I will never forgive my ex- without his apology. Forgiveness is conditional, right? We should withhold forgiving until the other apologizes. This gives me a sense of respect.
Actually, forgiving unconditionally, without the other first apologizing, is important. Otherwise, you give the other person too much power over your own healing, over your own inner peace. Here is an essay from Psychology Today in which I defend the idea that forgiveness does not require an apology from the one who acted unjustly:
I have believed that one does not forgive unless the other person apologizes. You say differently. Can you give me at least 3 reasons why it is ok to forgive someone who does not apologize or even refuses to do so?
Yes, I can give you three reasons as follows: 1) There is no other moral virtue on the planet that has a rule connected to it that someone else must engage in a certain behavior or say certain words before you can engage in that virtue. For example, you can be patient whenever you wish. Also, you can be fair to others no matter the circumstances. Why now is forgiveness the only moral virtue that must not emerge until the other person utters those three words: “I am sorry?”; 2) Your waiting until the other apologizes gives that person tremendous power over you. You could be stuck with harmful resentment or even hatred if the other refuses to let you forgive and be free of this toxic anger; 3) Your free will as a person is hampered if you must await permission from the other (with the words, “I am sorry”) before you can forgive. Here is a fourth reason: Suppose the person passes away before saying the three words. You now are stuck with the resentment with no possibility of releasing that potentially harmful emotion for the rest of your life.
I do think that the other’s apology can aid the one forgiving to actually forgive more quickly. Yet, there is much more to the practice of forgiving than the other person’s apology. This idea of “fullness” depends on many issues such as these: a) how deeply the forgiver understands what forgiveness is and is not; b) how much practice the forgiver has had in forgiving those who have been unjust; c) how deeply angry or sad the forgiver is right now (in other words, the forgiver may need more time); and, d) how sincere the apology seems to be from the forgiver’s viewpoint. There is more to forgiving than these four issues, but my point is to say that apologies by themselves do not always lead to “fuller” forgiveness.
When I apologize, I like to explain my behavior so that the other person knows I did not mean to be hurtful. Is this a good idea to explain or should I only apologize and keep quiet about the reason for my actions?
When you apologize you do have to be careful not to make it sound as if the other person simply misunderstood you. In other words, your explanation might seem like an excuse to the one who was hurt. If you did wrong, you can admit to that. On the other hand, if you truly think you acted morally and the other took offense anyway, you might consider saying something like this: “I am sorry that my actions hurt you.” In this way, you are not saying that you did wrong, but you are acknowledging that what you did led to the other person’s negative reaction.
You say that an apology is not necessary for someone to forgive.

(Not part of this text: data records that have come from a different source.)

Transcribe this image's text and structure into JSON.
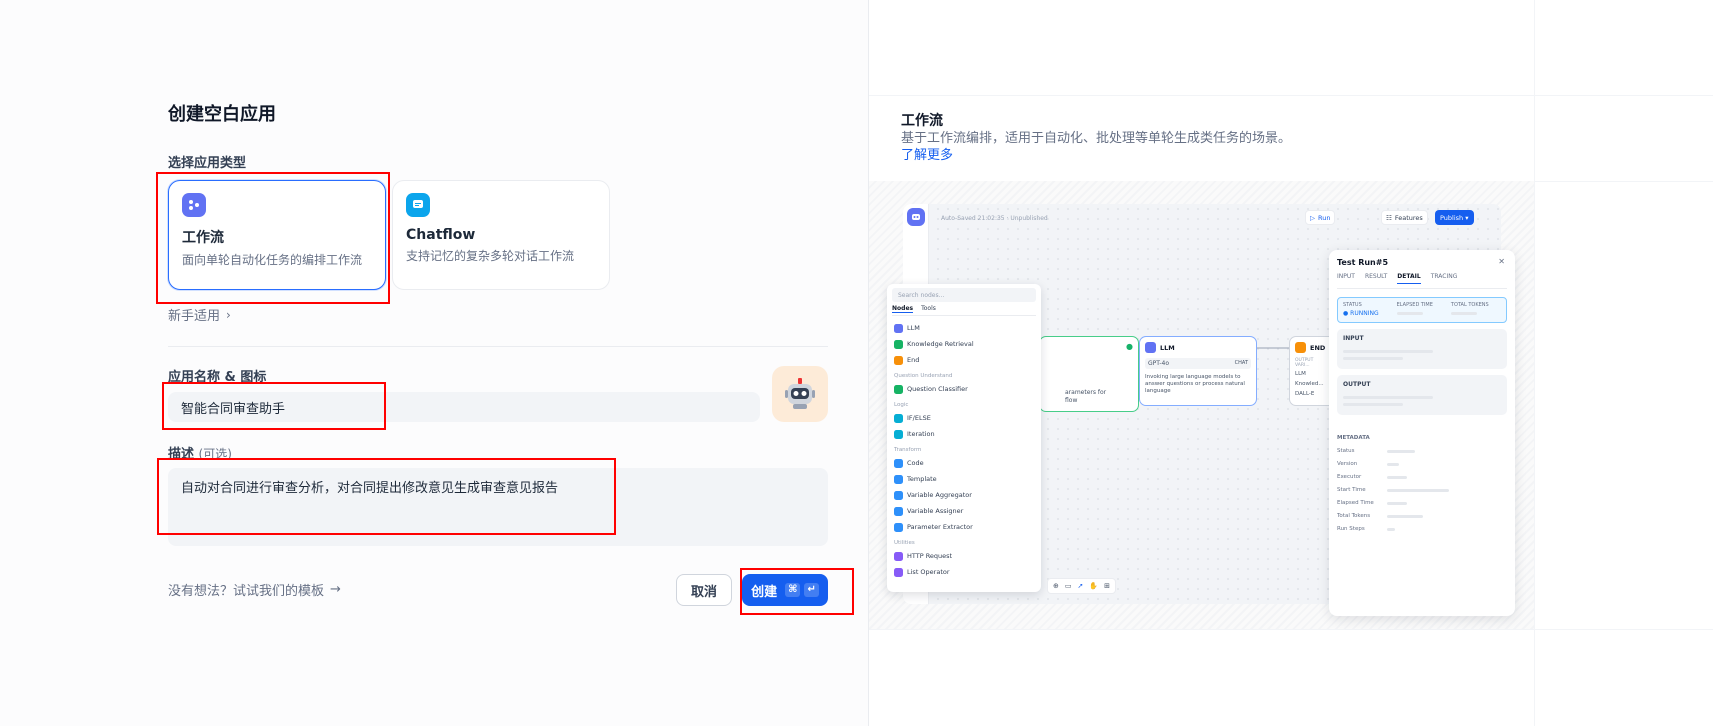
{
  "left": {
    "title": "创建空白应用",
    "type_label": "选择应用类型",
    "types": [
      {
        "name": "工作流",
        "desc": "面向单轮自动化任务的编排工作流",
        "icon": "workflow-icon",
        "color": "#6172f3"
      },
      {
        "name": "Chatflow",
        "desc": "支持记忆的复杂多轮对话工作流",
        "icon": "chatflow-icon",
        "color": "#0ba5ec"
      }
    ],
    "beginner_label": "新手适用",
    "name_label": "应用名称 & 图标",
    "name_value": "智能合同审查助手",
    "desc_label": "描述",
    "desc_optional": "(可选)",
    "desc_value": "自动对合同进行审查分析，对合同提出修改意见生成审查意见报告",
    "template_link": "没有想法？试试我们的模板",
    "cancel": "取消",
    "create": "创建",
    "create_kbd_1": "⌘",
    "create_kbd_2": "↵"
  },
  "right": {
    "title": "工作流",
    "desc": "基于工作流编排，适用于自动化、批处理等单轮生成类任务的场景。",
    "learn_more": "了解更多",
    "preview": {
      "status": "Auto-Saved 21:02:35 · Unpublished",
      "run": "Run",
      "features": "Features",
      "publish": "Publish",
      "search_placeholder": "Search nodes...",
      "tab_nodes": "Nodes",
      "tab_tools": "Tools",
      "menu": [
        {
          "group": "",
          "items": [
            "LLM",
            "Knowledge Retrieval",
            "End"
          ]
        },
        {
          "group": "Question Understand",
          "items": [
            "Question Classifier"
          ]
        },
        {
          "group": "Logic",
          "items": [
            "IF/ELSE",
            "Iteration"
          ]
        },
        {
          "group": "Transform",
          "items": [
            "Code",
            "Template",
            "Variable Aggregator",
            "Variable Assigner",
            "Parameter Extractor"
          ]
        },
        {
          "group": "Utilities",
          "items": [
            "HTTP Request",
            "List Operator"
          ]
        }
      ],
      "llm_node": {
        "title": "LLM",
        "model": "GPT-4o",
        "badge": "CHAT",
        "desc": "Invoking large language models to answer questions or process natural language"
      },
      "end_node": {
        "title": "END",
        "sub": "OUTPUT VARI...",
        "rows": [
          "LLM",
          "Knowled...",
          "DALL-E"
        ]
      },
      "start_node": {
        "desc_1": "arameters for",
        "desc_2": "flow"
      },
      "run_panel": {
        "title": "Test Run#5",
        "tabs": [
          "INPUT",
          "RESULT",
          "DETAIL",
          "TRACING"
        ],
        "status_label": "STATUS",
        "status_value": "RUNNING",
        "elapsed_label": "ELAPSED TIME",
        "tokens_label": "TOTAL TOKENS",
        "input_label": "INPUT",
        "output_label": "OUTPUT",
        "metadata_label": "METADATA",
        "meta_rows": [
          "Status",
          "Version",
          "Executor",
          "Start Time",
          "Elapsed Time",
          "Total Tokens",
          "Run Steps"
        ]
      }
    }
  }
}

Yet, isn’t an apology a good thing?
Yes, an apology from the one who offended can go a long way in helping a person to forgive and in repairing a damaged relationship. Yet, I say it is not necessary because forgiving is an unconditional response by the one offended. Offended people should be able to forgive whenever they are ready and have chosen to forgive. This is a freedom that belongs to those who are offended.